At first sight

What did our ancestors  look like to them? That has always fascinated me.  After almost 500 years since the arrival of Magellan, , the only available records were  written by foreigners, Pigafetta, the eye witness , and Transylvanus who  interviewed survivors of Magellan’s  ill-fated voyage. The early missionaries wrote laborious records and a number of them compiled glossaries and dictionaries in aid of evangelization.  Today,  historians and linguists have mined these treasure trove of words and discovered hitherto unknown facts about the traditions, beliefs and concepts held by our ancestors,lamentably  forgotten in the course of  more than 300 years of colonization.

Jose Rizal painstakingly annotated the Sucesos de las Islas Filipinas by Antonio de Morga, the oidor of the Royal Audiencia, published in the 17th century. Rizal immediately captured its importance, Sucesos was written by a lay man, not a friar of a religious order. Makamisa, his third and unfinished novel, in Tagalog, was about that obscure point of contact between Catholicism and the religion of our forebears.  I am certain that during the Quincentennial, this subject will be thoroughly discussed.

Fray Juan Francisco de San Antonio of the Apostolica Provincia de SanGregorioen las Islas Filipins, China, Japon wrote his own  Cronicas in the 18th century; far from being  original, he admitted using earlier works by his predecessors.  He was most impressed by the manners of the natives who had “a thousand more ways of expressing courtesy in words, names and the titles by which they address each other, which are varied depending on the different provinces…”

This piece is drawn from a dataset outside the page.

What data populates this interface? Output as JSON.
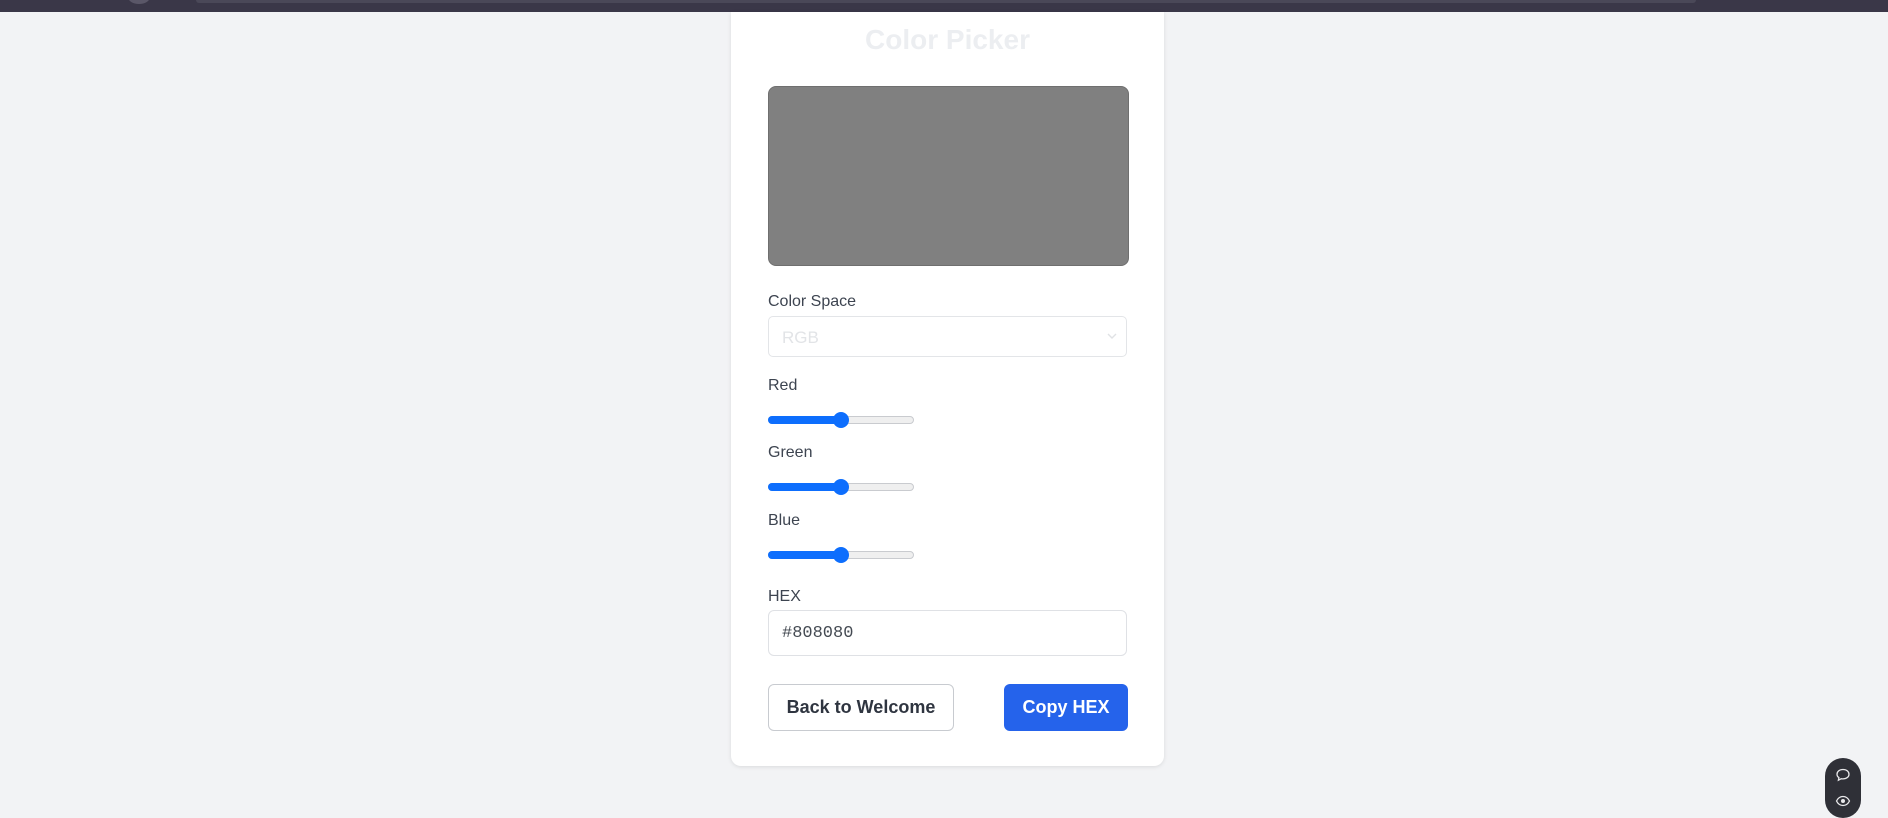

Fray de San Antonio observed   that our ancestors were exaggeratedly ceremonious as they bowed deeply and asked permission before passing in front of another person. If one had to talk to a person of a higher rank, it was customary to approach reverently, squat before the esteemed individual and wait for him to speak first because talking without being asked to do so was the height of bad manners. Writing prose and poetry also had its unspoken rules of elaborate rhetoric, metaphors and allusions. “ In poetry, one has to be very learned in their language to understand it, and this happens even among their own countrymen…” reported the good friar. He added that Lacan and Gat were equivalent to the Castillian Don and Dayang, for women, was like Dona.

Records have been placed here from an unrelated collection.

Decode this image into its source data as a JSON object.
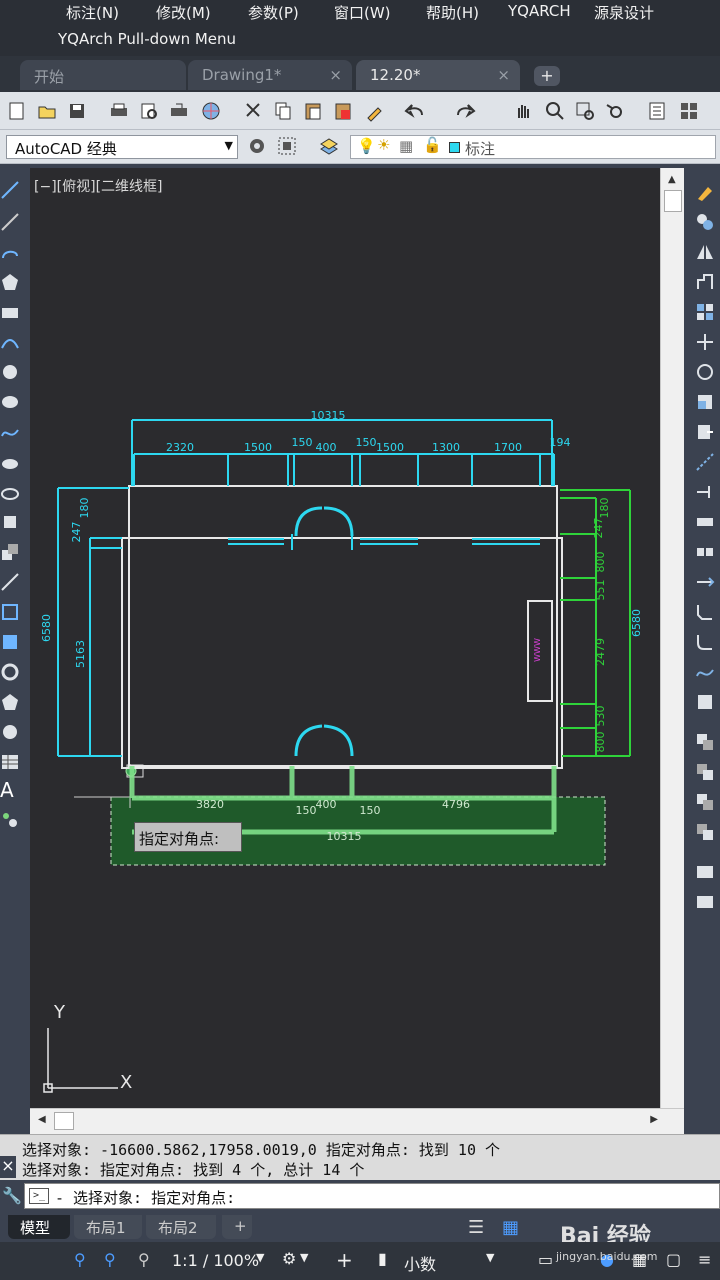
{
  "menu": {
    "items": [
      "标注(N)",
      "修改(M)",
      "参数(P)",
      "窗口(W)",
      "帮助(H)",
      "YQARCH",
      "源泉设计"
    ],
    "row2_label": "YQArch Pull-down Menu"
  },
  "tabs": [
    {
      "label": "开始",
      "close": ""
    },
    {
      "label": "Drawing1*",
      "close": "×"
    },
    {
      "label": "12.20*",
      "close": "×"
    }
  ],
  "tab_add": "+",
  "workspace": {
    "value": "AutoCAD 经典"
  },
  "layer": {
    "name": "标注",
    "color": "#2dd8f0"
  },
  "viewport_label": "[−][俯视][二维线框]",
  "drawing": {
    "overall_width": "10315",
    "top_dims": [
      "2320",
      "1500",
      "150",
      "400",
      "150",
      "1500",
      "1300",
      "1700",
      "194"
    ],
    "left_outer": "6580",
    "left_inner": "5163",
    "left_small_1": "247",
    "left_small_2": "180",
    "right_outer": "6580",
    "right_dims": [
      "180",
      "247",
      "800",
      "551",
      "2479",
      "530",
      "800"
    ],
    "bottom_dims": [
      "3820",
      "150",
      "400",
      "150",
      "4796"
    ],
    "bottom_overall": "10315",
    "fixture_text": "WWW"
  },
  "tooltip": "指定对角点:",
  "ucs": {
    "y": "Y",
    "x": "X"
  },
  "command": {
    "history": [
      "选择对象: -16600.5862,17958.0019,0 指定对角点: 找到 10 个",
      "选择对象: 指定对角点: 找到 4 个, 总计 14 个"
    ],
    "current": "- 选择对象: 指定对角点:",
    "close_icon": "×"
  },
  "layout_tabs": [
    "模型",
    "布局1",
    "布局2",
    "+"
  ],
  "status": {
    "scale": "1:1 / 100%",
    "units": "小数"
  },
  "watermark": {
    "main": "Bai 经验",
    "sub": "jingyan.baidu.com"
  }
}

What did our ancestors look like to Fray de San Antonio? He said : “They have nice features, except that they are all flat-nosed because the cartilage of the ridge of the nose does not reach the end as it does with Europeans. There are no sharp noses to be found among pure Indians…”  He tried to describe their color but his mental palette could not produce the appropriate words for a “legitimate color.” Was it “cooked quince” ? Olive? Dark brown? The women were of a lighter shade, specially among the Visayans.  Both men and women had straight black hair which they kept long, the longer the more beautiful and scented with fragrant oils. “Cutting their hair because of having committed some infraction is taken as an insult…”  Our ancestors had beautiful deep brown eyes , fine and even teeth which in some places were dyed black or covered with gold. It was a disgrace for native men to be bearded, according to Fray de San Antonio, so I wonder what Lapu Lapu and his warriors felt when they saw those bearded strangers in full battle gear wade (it was low tide) to the shores of Mactan.